Task details
Filter the entries below down to the lines that hold "true".

Interface dataset entries
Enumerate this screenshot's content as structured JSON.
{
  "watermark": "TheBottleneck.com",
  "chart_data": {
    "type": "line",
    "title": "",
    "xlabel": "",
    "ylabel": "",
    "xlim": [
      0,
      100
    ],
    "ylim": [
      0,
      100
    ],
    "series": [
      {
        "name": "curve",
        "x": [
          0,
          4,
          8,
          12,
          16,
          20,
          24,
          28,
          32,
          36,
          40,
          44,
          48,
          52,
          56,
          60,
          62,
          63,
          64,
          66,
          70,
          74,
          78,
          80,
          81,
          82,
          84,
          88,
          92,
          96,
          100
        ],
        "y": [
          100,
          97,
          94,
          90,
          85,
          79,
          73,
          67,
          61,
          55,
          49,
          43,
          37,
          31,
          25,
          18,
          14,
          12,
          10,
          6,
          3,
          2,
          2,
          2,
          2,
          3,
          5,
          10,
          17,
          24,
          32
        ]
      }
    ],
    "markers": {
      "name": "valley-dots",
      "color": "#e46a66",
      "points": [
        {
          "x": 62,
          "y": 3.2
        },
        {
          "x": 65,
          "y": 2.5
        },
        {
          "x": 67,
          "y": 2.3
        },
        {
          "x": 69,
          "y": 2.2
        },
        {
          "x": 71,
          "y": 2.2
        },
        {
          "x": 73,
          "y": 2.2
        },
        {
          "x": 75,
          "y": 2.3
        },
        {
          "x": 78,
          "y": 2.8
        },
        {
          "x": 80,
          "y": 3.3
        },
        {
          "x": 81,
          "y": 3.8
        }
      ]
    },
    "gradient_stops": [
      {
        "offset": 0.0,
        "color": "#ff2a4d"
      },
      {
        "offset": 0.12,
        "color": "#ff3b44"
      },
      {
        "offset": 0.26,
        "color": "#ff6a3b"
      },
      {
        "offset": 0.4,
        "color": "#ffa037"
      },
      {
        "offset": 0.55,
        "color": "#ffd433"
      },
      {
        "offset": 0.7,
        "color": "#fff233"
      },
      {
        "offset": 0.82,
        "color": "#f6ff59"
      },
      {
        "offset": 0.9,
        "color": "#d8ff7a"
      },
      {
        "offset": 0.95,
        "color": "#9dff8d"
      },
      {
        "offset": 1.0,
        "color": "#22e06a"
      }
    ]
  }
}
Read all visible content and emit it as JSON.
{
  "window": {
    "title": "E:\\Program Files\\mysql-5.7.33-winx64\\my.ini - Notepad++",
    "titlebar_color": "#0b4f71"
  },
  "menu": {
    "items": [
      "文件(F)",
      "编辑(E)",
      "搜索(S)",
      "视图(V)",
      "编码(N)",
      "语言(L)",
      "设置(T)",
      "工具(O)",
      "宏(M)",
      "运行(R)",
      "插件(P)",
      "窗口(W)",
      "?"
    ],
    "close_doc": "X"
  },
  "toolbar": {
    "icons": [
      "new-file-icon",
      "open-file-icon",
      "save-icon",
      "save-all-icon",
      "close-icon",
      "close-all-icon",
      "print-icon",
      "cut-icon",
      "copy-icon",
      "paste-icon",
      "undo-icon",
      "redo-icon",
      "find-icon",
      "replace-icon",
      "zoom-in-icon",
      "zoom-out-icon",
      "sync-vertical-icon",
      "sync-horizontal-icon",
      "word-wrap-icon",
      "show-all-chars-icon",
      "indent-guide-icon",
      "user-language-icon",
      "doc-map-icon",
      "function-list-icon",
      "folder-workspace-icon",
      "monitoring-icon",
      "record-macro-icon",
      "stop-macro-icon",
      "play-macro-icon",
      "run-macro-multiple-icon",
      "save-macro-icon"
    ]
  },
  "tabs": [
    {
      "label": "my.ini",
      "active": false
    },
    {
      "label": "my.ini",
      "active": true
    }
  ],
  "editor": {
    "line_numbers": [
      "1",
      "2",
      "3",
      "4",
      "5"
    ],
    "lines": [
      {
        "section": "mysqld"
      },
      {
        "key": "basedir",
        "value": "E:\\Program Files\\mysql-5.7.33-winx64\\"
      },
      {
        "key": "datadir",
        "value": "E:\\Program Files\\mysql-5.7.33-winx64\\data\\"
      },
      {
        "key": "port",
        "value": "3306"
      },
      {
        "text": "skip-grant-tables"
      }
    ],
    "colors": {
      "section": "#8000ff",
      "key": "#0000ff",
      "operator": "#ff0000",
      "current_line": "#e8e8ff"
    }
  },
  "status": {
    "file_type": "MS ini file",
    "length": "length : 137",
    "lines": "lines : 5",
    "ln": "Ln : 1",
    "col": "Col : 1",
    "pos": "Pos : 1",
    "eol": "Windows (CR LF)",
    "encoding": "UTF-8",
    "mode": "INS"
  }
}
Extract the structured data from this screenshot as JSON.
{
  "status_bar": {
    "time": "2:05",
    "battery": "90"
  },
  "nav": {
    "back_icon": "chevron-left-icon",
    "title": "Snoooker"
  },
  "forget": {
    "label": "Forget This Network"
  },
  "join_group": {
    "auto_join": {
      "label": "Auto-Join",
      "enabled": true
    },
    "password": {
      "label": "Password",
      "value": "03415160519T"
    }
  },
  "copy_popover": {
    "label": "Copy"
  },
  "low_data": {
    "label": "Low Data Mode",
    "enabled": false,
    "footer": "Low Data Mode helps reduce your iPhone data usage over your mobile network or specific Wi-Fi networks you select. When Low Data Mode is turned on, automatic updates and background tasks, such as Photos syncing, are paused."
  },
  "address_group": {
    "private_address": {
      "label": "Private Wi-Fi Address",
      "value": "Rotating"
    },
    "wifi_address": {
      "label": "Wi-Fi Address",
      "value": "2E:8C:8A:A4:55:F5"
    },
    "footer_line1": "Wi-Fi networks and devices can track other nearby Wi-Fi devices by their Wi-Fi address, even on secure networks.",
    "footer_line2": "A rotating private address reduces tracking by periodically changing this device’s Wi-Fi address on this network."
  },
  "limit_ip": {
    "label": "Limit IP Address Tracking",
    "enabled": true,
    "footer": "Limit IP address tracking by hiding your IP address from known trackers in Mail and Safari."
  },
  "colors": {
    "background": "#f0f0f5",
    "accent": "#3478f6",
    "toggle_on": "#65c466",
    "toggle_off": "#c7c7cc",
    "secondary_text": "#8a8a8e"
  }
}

Solution to the exercise
      "active": true
      "enabled": true
    "enabled": true,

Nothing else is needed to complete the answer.